▶ _WHAT YOU SHOULD DO_: Find the word "ForTesting" below. Copy each line that has it.

Items listed in a dataset
Start of Block

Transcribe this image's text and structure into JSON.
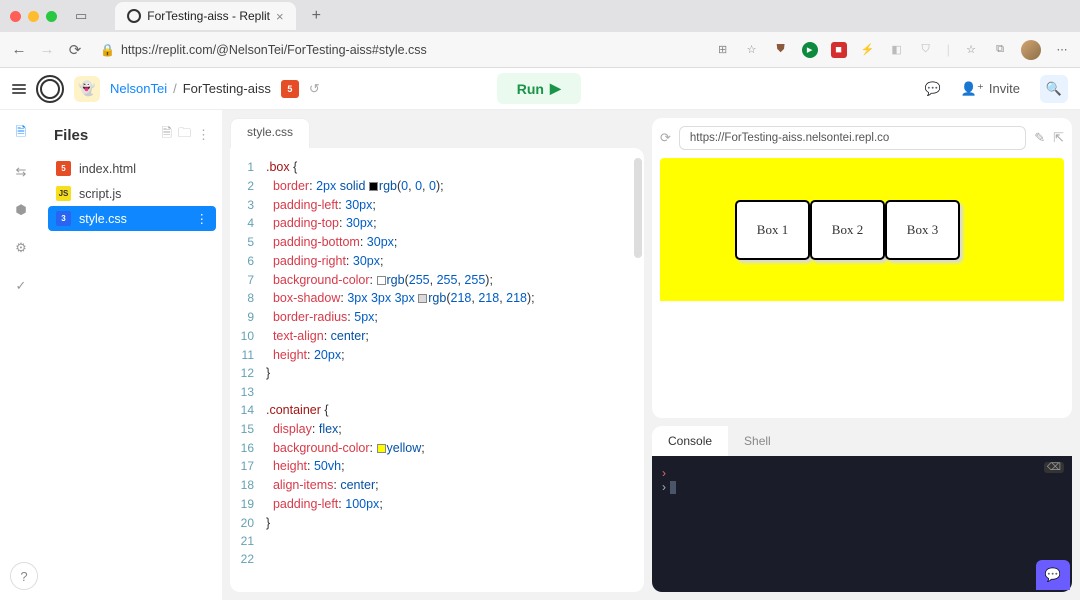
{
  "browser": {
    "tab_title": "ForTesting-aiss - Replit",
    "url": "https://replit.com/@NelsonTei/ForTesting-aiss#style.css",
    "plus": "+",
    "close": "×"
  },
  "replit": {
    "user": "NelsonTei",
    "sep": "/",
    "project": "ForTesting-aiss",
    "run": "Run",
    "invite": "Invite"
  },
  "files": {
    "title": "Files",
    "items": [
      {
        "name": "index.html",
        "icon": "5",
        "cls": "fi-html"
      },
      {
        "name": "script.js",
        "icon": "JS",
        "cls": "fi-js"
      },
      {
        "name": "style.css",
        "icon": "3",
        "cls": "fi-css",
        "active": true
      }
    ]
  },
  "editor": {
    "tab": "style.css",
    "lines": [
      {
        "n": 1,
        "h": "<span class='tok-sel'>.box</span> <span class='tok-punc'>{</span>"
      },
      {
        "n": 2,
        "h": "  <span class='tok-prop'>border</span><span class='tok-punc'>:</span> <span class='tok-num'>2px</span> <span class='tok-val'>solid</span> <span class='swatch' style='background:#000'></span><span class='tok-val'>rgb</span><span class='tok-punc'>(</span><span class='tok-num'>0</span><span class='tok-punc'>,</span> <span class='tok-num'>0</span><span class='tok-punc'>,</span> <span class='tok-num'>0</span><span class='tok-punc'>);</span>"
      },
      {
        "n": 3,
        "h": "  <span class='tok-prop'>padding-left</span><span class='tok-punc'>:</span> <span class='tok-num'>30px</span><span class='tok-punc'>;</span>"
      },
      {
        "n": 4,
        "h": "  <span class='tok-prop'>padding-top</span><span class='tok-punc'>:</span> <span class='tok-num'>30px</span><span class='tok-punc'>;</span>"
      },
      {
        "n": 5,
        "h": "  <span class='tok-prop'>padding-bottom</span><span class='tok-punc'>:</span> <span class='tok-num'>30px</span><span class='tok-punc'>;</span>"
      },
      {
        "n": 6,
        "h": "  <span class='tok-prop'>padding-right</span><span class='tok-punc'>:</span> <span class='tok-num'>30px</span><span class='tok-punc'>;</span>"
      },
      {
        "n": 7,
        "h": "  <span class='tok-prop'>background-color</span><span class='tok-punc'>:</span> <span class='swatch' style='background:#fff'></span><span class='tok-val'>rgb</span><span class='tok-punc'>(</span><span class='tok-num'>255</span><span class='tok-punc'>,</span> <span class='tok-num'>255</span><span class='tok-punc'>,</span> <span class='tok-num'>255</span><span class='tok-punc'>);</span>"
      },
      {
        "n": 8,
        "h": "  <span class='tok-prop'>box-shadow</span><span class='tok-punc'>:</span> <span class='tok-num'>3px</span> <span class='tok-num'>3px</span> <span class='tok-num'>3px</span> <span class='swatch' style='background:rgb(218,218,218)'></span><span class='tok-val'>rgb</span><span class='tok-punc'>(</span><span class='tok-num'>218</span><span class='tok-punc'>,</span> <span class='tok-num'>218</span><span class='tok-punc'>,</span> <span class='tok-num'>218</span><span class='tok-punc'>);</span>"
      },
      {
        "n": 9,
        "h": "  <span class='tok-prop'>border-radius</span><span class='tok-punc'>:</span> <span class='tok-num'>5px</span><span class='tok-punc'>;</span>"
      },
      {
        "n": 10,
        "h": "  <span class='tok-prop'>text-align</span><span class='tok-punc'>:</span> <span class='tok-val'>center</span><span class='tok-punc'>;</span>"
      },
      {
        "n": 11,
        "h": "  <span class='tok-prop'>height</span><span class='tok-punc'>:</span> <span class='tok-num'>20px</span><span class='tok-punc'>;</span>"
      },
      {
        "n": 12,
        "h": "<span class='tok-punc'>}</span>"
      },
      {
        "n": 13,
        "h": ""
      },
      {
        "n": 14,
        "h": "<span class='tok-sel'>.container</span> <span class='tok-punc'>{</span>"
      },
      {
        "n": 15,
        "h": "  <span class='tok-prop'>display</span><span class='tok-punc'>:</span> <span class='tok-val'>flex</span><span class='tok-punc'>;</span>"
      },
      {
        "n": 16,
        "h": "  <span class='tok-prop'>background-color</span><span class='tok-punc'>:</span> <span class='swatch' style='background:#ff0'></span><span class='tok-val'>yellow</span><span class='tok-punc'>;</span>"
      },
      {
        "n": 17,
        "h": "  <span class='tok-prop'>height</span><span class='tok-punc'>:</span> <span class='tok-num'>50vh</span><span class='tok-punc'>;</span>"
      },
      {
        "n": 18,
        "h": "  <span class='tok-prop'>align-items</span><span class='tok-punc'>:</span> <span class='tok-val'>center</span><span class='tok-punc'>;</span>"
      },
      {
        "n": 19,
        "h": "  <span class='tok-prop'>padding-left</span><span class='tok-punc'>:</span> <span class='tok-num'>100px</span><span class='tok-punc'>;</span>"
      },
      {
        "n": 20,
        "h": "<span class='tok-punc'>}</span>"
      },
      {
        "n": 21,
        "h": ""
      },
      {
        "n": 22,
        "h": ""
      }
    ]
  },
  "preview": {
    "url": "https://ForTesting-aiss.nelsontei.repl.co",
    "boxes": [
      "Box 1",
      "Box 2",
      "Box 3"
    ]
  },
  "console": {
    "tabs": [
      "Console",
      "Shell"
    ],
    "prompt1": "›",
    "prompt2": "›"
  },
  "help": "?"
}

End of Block
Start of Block

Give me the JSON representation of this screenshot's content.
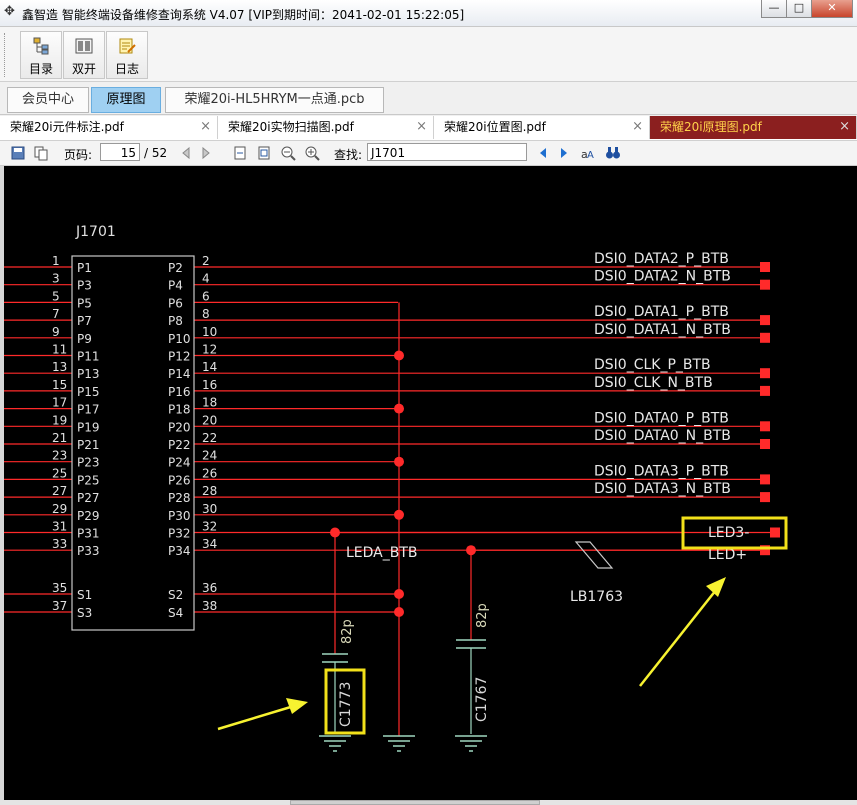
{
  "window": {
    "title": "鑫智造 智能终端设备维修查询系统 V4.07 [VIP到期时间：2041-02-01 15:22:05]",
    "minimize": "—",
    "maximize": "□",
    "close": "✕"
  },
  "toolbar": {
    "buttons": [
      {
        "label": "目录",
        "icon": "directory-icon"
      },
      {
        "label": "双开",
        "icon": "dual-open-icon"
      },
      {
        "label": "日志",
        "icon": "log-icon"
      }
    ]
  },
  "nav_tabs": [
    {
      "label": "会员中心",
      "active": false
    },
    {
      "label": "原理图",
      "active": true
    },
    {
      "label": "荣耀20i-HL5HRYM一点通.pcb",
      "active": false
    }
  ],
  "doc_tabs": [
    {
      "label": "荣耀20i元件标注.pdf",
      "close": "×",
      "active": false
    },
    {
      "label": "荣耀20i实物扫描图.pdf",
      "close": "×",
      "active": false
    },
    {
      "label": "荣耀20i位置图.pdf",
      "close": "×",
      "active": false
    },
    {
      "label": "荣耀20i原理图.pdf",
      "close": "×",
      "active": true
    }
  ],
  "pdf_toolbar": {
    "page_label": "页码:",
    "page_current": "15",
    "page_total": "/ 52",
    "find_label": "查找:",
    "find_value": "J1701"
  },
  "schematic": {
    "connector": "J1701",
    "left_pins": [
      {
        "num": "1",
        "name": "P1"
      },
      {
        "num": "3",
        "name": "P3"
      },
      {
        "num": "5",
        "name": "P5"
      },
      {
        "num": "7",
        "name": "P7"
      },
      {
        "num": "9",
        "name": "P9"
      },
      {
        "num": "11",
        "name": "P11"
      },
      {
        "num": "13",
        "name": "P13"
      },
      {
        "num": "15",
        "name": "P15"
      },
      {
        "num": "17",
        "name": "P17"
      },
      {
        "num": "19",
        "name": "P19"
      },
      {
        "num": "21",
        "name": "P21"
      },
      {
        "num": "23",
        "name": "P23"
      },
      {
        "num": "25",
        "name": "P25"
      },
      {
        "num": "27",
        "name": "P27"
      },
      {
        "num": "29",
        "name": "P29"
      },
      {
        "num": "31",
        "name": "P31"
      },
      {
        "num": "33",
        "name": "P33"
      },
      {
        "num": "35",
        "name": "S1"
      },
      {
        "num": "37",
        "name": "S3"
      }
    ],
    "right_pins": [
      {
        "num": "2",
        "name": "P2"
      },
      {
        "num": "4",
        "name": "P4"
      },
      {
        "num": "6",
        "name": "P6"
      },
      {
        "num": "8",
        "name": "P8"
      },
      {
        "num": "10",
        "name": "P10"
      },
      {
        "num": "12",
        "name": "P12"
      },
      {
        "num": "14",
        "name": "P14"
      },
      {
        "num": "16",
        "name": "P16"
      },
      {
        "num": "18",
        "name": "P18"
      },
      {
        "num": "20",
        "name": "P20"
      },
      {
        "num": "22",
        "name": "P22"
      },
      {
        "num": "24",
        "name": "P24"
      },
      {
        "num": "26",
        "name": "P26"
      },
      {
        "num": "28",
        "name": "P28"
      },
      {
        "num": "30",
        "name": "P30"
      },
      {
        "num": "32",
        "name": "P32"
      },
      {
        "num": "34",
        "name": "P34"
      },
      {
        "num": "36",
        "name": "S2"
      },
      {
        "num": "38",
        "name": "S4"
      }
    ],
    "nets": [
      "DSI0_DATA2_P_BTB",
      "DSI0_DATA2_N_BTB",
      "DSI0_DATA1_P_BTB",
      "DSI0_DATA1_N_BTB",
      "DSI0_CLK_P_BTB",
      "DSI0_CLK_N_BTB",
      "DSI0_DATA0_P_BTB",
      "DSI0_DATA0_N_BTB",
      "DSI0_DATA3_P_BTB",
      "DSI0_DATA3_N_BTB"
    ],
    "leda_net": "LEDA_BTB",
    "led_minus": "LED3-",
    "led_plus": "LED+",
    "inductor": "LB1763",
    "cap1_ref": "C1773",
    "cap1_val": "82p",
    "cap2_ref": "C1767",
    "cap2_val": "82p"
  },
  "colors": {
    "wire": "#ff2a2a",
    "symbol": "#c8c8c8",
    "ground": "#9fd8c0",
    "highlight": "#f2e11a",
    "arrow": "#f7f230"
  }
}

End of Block

▶ _ANSWER_:
    "tab_title": "ForTesting-aiss - Replit",
    "url": "https://replit.com/@NelsonTei/ForTesting-aiss#style.css",
    "project": "ForTesting-aiss",
    "url": "https://ForTesting-aiss.nelsontei.repl.co",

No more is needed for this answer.